Problem to work on - Could you give back every entry below exactly, with the pictures dropped?

Data for this exercise -
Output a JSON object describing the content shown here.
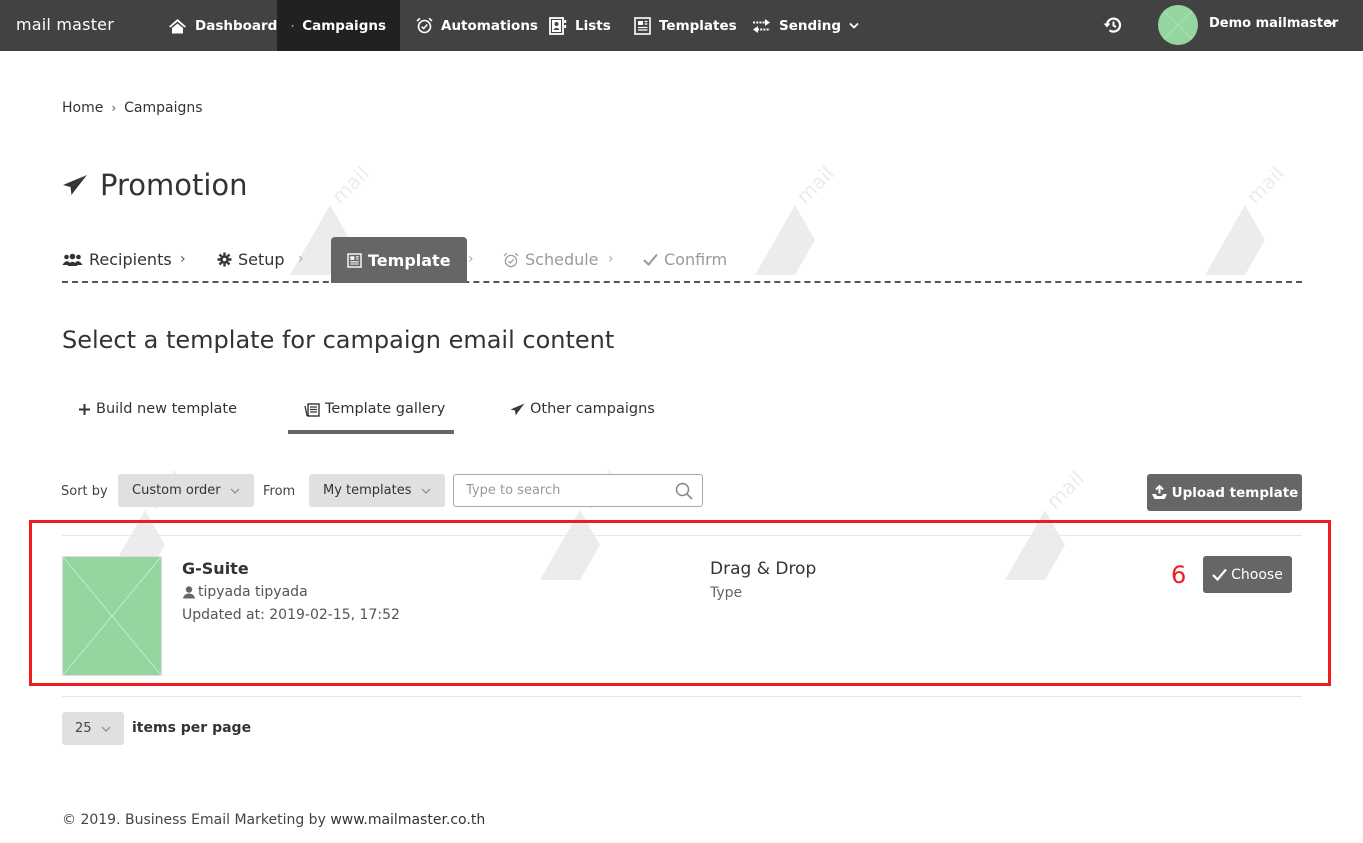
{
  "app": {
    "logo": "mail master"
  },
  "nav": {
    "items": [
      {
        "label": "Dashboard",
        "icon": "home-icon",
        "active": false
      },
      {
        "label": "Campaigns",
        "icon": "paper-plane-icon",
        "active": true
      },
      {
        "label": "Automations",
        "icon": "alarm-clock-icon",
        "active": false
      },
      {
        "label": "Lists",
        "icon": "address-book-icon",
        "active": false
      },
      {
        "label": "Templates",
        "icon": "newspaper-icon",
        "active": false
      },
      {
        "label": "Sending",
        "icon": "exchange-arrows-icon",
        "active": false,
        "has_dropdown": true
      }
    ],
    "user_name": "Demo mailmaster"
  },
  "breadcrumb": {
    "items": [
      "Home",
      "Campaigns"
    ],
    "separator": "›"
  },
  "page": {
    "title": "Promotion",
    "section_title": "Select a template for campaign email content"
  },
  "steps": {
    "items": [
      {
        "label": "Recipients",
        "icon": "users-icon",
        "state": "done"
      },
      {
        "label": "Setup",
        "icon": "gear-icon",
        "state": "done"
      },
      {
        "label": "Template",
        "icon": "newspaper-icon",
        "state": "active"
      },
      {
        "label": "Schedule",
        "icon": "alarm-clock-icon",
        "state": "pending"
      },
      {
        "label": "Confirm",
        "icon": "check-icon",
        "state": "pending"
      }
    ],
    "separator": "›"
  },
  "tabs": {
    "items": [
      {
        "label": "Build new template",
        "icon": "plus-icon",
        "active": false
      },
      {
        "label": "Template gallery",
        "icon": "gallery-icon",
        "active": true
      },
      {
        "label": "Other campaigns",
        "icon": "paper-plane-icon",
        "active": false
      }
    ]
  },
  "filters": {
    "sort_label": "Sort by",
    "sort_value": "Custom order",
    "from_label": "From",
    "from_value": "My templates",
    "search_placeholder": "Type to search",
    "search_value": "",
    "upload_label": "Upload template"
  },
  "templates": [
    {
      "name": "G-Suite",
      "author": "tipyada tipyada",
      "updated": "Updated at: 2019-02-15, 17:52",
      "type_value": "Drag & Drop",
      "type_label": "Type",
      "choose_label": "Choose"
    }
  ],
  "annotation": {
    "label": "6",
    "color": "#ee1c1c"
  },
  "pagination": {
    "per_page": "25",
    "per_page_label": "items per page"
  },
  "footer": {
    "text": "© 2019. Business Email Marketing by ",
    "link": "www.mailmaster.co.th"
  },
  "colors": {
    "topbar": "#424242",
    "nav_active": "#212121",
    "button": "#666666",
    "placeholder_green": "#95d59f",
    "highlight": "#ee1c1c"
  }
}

Task answer -
Output a JSON object describing the content shown here.
{
  "app": {
    "logo": "mail master"
  },
  "nav": {
    "items": [
      {
        "label": "Dashboard",
        "icon": "home-icon",
        "active": false
      },
      {
        "label": "Campaigns",
        "icon": "paper-plane-icon",
        "active": true
      },
      {
        "label": "Automations",
        "icon": "alarm-clock-icon",
        "active": false
      },
      {
        "label": "Lists",
        "icon": "address-book-icon",
        "active": false
      },
      {
        "label": "Templates",
        "icon": "newspaper-icon",
        "active": false
      },
      {
        "label": "Sending",
        "icon": "exchange-arrows-icon",
        "active": false,
        "has_dropdown": true
      }
    ],
    "user_name": "Demo mailmaster"
  },
  "breadcrumb": {
    "items": [
      "Home",
      "Campaigns"
    ],
    "separator": "›"
  },
  "page": {
    "title": "Promotion",
    "section_title": "Select a template for campaign email content"
  },
  "steps": {
    "items": [
      {
        "label": "Recipients",
        "icon": "users-icon",
        "state": "done"
      },
      {
        "label": "Setup",
        "icon": "gear-icon",
        "state": "done"
      },
      {
        "label": "Template",
        "icon": "newspaper-icon",
        "state": "active"
      },
      {
        "label": "Schedule",
        "icon": "alarm-clock-icon",
        "state": "pending"
      },
      {
        "label": "Confirm",
        "icon": "check-icon",
        "state": "pending"
      }
    ],
    "separator": "›"
  },
  "tabs": {
    "items": [
      {
        "label": "Build new template",
        "icon": "plus-icon",
        "active": false
      },
      {
        "label": "Template gallery",
        "icon": "gallery-icon",
        "active": true
      },
      {
        "label": "Other campaigns",
        "icon": "paper-plane-icon",
        "active": false
      }
    ]
  },
  "filters": {
    "sort_label": "Sort by",
    "sort_value": "Custom order",
    "from_label": "From",
    "from_value": "My templates",
    "search_placeholder": "Type to search",
    "search_value": "",
    "upload_label": "Upload template"
  },
  "templates": [
    {
      "name": "G-Suite",
      "author": "tipyada tipyada",
      "updated": "Updated at: 2019-02-15, 17:52",
      "type_value": "Drag & Drop",
      "type_label": "Type",
      "choose_label": "Choose"
    }
  ],
  "annotation": {
    "label": "6",
    "color": "#ee1c1c"
  },
  "pagination": {
    "per_page": "25",
    "per_page_label": "items per page"
  },
  "footer": {
    "text": "© 2019. Business Email Marketing by ",
    "link": "www.mailmaster.co.th"
  },
  "colors": {
    "topbar": "#424242",
    "nav_active": "#212121",
    "button": "#666666",
    "placeholder_green": "#95d59f",
    "highlight": "#ee1c1c"
  }
}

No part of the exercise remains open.